  2. 2.0 2.1 2.2 2.3 2.4 2.5 2.6 2.7 2.8 [Henry Glover at All Music Guide Biography by Steve Huey]. Allmusic.com. Retrieved on 19 October 2009.
  3. 2013 Blues Hall of Fame Inductees Announced. Blues.org. Retrieved on 2013-03-06.
  4. Richie Unterberger (1932-04-05). Billy Bland | Awards. AllMusic. Retrieved on 2014-01-26.
  5. 5.0 5.1 April 17, 1961, Glover Named A.&R. Chief for Gee Label, vol. 73
  6. July 3, 1961, The Nation's Top Tunes Honor Roll of Hits for the Week Ending July 9, 1961, vol. 73
  7. Tom Shea (March 25, 2004), Duo wants folks in WMass to bop to doo wop
  8. eFortress.com. Users.efortress.com. Retrieved on 2014-01-26.
  9. Henry Glover, 69, Recording Official. New York Times (1991-04-13). Retrieved on 2014-01-26.
  10. The Early King Sessions: Little Willie John: Music. Amazon.com. Retrieved on 2013-06-19.
  11. Love, Life And Money: Johnny Winter: MP3 Downloads. Amazon.com. Retrieved on 2013-06-19.
  12. Love, Life and Money - Marianne Faithfull : Listen, Appearances, Song Review. AllMusic (1995-08-22). Retrieved on 2013-06-19.
  13. Henry Glover | Songs. AllMusic. Retrieved on 2014-01-26.
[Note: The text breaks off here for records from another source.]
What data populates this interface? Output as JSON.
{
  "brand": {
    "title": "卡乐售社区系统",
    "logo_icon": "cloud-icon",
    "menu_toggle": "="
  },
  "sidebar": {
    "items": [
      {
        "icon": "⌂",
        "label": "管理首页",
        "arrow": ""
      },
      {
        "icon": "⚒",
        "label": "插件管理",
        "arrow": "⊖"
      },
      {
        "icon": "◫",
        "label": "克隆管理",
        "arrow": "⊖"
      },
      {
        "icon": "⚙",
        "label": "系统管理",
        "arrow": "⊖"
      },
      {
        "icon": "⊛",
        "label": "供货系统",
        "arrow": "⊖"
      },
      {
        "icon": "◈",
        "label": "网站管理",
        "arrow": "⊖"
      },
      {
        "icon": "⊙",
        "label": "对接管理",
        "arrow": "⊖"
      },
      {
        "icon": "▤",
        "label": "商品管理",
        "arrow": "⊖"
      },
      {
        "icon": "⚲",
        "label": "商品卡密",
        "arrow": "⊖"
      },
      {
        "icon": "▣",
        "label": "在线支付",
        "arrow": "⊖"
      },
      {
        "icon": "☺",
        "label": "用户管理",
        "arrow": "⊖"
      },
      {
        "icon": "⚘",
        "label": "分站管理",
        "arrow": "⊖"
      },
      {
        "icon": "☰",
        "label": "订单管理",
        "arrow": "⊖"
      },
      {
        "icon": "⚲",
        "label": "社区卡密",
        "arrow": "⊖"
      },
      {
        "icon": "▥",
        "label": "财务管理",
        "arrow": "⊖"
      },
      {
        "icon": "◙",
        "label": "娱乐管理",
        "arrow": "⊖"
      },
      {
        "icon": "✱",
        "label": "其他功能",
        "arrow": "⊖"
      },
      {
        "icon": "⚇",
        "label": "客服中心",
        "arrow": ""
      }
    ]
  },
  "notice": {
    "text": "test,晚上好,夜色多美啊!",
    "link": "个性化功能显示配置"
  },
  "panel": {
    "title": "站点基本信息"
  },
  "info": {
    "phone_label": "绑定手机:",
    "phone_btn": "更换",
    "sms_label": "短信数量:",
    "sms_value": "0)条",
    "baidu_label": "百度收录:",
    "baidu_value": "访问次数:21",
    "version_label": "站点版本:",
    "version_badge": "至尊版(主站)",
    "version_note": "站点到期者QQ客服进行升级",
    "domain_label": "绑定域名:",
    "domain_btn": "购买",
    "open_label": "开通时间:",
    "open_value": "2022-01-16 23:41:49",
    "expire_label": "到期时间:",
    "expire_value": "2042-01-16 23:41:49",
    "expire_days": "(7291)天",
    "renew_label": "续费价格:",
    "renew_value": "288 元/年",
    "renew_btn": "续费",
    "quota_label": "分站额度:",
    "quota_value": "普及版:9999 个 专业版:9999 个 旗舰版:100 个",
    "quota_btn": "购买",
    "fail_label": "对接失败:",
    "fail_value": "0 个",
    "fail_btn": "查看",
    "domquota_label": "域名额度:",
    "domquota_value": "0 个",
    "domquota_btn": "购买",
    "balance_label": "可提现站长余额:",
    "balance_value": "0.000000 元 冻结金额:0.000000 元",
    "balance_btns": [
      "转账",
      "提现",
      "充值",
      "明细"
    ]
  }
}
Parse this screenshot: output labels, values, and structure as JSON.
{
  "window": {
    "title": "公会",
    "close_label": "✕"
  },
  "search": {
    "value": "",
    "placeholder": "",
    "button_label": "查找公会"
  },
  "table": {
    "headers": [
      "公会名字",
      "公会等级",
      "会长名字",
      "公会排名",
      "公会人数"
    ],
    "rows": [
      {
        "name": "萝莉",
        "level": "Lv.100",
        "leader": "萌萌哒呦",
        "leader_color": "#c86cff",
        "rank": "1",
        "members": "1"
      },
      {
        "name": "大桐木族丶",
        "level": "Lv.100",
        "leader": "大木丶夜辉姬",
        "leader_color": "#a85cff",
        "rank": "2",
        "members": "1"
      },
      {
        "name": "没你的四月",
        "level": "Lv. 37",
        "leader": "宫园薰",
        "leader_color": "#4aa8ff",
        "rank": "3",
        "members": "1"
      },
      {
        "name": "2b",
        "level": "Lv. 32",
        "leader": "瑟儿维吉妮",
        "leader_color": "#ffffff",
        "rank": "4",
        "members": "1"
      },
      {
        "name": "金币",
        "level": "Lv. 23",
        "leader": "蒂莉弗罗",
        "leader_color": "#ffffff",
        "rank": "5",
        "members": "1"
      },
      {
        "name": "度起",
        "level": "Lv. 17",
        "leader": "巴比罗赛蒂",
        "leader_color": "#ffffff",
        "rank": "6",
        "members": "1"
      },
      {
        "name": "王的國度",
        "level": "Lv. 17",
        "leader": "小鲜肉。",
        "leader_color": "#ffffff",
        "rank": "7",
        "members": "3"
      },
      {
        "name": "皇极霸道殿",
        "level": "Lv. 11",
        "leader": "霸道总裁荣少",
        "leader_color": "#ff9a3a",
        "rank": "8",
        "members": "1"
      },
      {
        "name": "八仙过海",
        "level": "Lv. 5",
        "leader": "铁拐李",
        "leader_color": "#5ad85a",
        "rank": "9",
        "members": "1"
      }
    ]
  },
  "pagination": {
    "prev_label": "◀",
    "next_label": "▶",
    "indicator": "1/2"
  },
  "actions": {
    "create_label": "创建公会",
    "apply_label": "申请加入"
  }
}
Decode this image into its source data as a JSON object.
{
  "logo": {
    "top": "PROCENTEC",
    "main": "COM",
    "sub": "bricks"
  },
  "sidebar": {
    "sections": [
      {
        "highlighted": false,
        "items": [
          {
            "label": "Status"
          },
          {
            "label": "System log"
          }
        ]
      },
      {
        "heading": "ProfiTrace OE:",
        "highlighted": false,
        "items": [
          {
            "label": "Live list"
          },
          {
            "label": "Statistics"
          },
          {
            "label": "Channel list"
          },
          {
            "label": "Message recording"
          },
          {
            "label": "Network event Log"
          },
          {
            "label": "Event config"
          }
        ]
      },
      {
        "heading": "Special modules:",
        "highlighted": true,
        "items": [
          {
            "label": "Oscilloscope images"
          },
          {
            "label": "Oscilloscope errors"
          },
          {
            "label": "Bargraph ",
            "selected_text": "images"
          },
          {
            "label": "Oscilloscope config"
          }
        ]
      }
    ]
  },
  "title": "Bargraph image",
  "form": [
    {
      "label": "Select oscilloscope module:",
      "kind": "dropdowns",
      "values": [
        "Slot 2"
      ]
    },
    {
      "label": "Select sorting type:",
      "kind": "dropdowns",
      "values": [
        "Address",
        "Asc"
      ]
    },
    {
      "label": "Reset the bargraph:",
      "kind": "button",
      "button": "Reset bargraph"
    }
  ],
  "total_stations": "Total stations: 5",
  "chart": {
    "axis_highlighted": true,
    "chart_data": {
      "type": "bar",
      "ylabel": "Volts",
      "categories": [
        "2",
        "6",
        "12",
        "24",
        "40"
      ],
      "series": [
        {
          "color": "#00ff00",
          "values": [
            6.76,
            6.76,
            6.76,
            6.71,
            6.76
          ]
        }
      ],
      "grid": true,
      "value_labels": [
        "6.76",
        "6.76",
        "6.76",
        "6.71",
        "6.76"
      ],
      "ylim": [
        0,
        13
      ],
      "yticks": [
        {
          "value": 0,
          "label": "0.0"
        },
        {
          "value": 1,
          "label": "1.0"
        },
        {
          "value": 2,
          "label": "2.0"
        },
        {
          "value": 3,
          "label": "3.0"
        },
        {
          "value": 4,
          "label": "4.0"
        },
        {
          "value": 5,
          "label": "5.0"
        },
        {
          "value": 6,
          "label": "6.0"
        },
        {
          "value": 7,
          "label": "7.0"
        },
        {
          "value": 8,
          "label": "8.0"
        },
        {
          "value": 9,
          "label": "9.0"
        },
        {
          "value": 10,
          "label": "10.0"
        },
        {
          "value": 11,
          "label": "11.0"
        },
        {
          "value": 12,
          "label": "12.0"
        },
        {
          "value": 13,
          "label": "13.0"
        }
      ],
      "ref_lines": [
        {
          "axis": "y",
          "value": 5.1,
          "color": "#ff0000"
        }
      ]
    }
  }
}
External links

  • [Henry Glover at All Music Guide Henry Glover biography] at Allmusic website
  • Obituary at the New York Times
  • Official website of the Alabama Jazz Hall of Fame
This page was last modified 05.02.2014 12:50:48

This article uses material from the article Henry Glover from the free encyclopedia Wikipedia and it is licensed under the GNU Free Documentation License.